“I prayed so much over those pictures. I really did. There was a lot of fasting and prayer that went into the whole book. I just felt ‘unless God builds the house, they labour in vain who build it’ [Psalm 127:1] and unless God was in it, there was no point in doing it.”
Ruth explains that she was inspired to write the book by seeing how many people lose their faith or reject God because of suffering.
“People say, ‘If this or that happened, how can there be a God?’ Or ‘How could he love me if he let this happen to me?’ And I thought with what I’ve lived through and what’s been going on in my own family, I have at least somewhat of a platform to speak because it hasn’t been all roses and moonshine, as they say,” she says.
“I have five children. Of those, four have autoimmune conditions. One of the kids is fine, and another is operating fairly normally. Another one is doing OK, but it does significantly impact his life. And then I have two daughters who were nurses who both can’t work anymore because of their health conditions. And my husband has stage four cancer. There are other things; we lost six family members in seven years. So we felt like we got good at doing funerals.”
Born and raised in Denver, Colorado, Ruth moved to Australia with her family as a teenager. At that time she’d decided she wasn’t going to go to church anymore. “But we ended up living for a short time with a lovely Christian family in Canberra. And because we were living with them, I really couldn’t not go to church with them. So I just drifted into going back to church and then when I was at uni, I had some really good teaching on having a daily quiet time and reading God’s word every day. That was a huge turning point for me. That was when I really started growing in my own personal walk with God.”
After a brief career as a primary school teacher, Ruth married a farmer and they quickly had children, all of whom she home-schooled on their farm in northeast Victoria. “We ended up with two nurses and a doctor and two in the engineering area.”
Ruth has been amazed at the positive reception her first book has had because she doesn’t view herself as an author.
“I just told a story with a point. Because of my teaching background, I always like to have a point, a reason for the stories. And then it was like, ‘How am I going to do the artwork and Lord, please help me!’ And I look at the pictures and I think, ‘Did I do that?’ I say it was God, you know. I’m as amazed as everybody else, probably more so because I know my lack of artistic ability.”
Tackling the problem of pain and suffering in an age-appropriate way was not the easiest of topics for a beginner children’s author. In fact, it’s probably near the top of the difficult issues Christians have to deal with.
“I wrote in the book that sometimes we don’t know why [God lets things happen]. But we know that we can trust God because he loves us. I’ve had a few things happen in life where I have found a why that satisfied me. And so that’s helped me trust for the times when I don’t get the why.”

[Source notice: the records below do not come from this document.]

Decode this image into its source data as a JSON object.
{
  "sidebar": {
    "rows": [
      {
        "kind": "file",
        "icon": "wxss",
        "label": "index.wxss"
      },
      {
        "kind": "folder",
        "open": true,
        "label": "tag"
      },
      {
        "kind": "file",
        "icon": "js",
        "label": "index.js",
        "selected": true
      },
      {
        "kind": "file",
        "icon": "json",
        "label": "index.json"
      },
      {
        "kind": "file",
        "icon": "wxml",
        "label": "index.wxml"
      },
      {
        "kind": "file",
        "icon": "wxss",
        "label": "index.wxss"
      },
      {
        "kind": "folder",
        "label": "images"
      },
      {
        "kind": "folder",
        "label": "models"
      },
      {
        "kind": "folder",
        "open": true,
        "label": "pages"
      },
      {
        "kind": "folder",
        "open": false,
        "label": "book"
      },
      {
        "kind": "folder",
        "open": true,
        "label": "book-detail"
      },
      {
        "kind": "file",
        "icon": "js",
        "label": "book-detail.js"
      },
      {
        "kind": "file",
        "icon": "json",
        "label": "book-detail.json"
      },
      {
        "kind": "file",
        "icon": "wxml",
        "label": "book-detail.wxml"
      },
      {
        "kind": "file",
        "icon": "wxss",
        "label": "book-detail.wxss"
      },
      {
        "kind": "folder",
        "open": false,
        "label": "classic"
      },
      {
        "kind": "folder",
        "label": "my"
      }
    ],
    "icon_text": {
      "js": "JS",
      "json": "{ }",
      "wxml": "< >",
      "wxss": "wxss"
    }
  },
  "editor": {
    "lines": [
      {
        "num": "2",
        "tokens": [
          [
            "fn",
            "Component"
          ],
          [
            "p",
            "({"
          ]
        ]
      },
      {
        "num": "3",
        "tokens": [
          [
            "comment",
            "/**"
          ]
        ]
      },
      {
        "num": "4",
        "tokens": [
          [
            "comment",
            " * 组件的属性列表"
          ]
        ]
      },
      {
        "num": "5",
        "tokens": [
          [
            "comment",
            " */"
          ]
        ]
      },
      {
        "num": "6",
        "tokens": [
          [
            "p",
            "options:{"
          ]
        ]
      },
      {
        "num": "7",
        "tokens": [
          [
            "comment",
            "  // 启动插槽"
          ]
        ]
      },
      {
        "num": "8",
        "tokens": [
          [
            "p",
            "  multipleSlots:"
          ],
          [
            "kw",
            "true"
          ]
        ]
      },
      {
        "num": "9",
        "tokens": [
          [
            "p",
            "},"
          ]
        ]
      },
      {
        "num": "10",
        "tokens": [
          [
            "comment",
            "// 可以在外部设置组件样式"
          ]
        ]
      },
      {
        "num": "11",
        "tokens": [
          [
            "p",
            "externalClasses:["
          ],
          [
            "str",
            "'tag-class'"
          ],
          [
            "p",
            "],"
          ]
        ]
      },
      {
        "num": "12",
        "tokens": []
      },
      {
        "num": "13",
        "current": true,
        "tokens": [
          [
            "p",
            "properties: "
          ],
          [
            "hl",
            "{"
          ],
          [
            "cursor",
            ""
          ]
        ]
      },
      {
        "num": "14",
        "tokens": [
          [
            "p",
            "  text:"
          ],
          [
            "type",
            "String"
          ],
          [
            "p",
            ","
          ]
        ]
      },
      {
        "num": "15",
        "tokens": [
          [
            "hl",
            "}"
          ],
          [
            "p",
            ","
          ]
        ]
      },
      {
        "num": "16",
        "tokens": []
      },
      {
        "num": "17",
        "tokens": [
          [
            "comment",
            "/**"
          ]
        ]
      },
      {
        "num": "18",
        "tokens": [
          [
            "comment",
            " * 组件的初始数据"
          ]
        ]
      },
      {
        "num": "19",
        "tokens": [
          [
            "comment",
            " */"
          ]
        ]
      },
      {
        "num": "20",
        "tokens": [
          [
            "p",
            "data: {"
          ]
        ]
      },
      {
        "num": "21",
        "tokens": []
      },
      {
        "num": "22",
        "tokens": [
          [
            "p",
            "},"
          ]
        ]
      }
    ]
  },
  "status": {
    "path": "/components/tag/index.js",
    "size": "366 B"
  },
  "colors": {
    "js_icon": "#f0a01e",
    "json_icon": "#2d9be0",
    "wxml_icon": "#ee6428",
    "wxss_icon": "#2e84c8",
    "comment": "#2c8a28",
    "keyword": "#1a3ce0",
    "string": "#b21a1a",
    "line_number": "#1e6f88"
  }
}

For example, with her husband’s 6.5-year journey with cancer, “I don’t know what good will come out of it, but somehow through it, I’ve just been able to trust God. I just think our times are in his hands and I do trust him. I don’t know why. Maybe it’s a gift.”
Ruth ends her book with a challenging quote from Psalm 71: “You [God] have sent troubles and suffering on me, but you will restore my strength.”
“It’s quite a confronting Scripture because it tackles the issue of does God allow suffering or does God send the suffering? I’d like to say God doesn’t send any suffering; instead, God allows it. As I’ve worked on this book of Lucy’s, it’s clear sometimes that God sends suffering for a purpose, but never without a purpose or a reason.”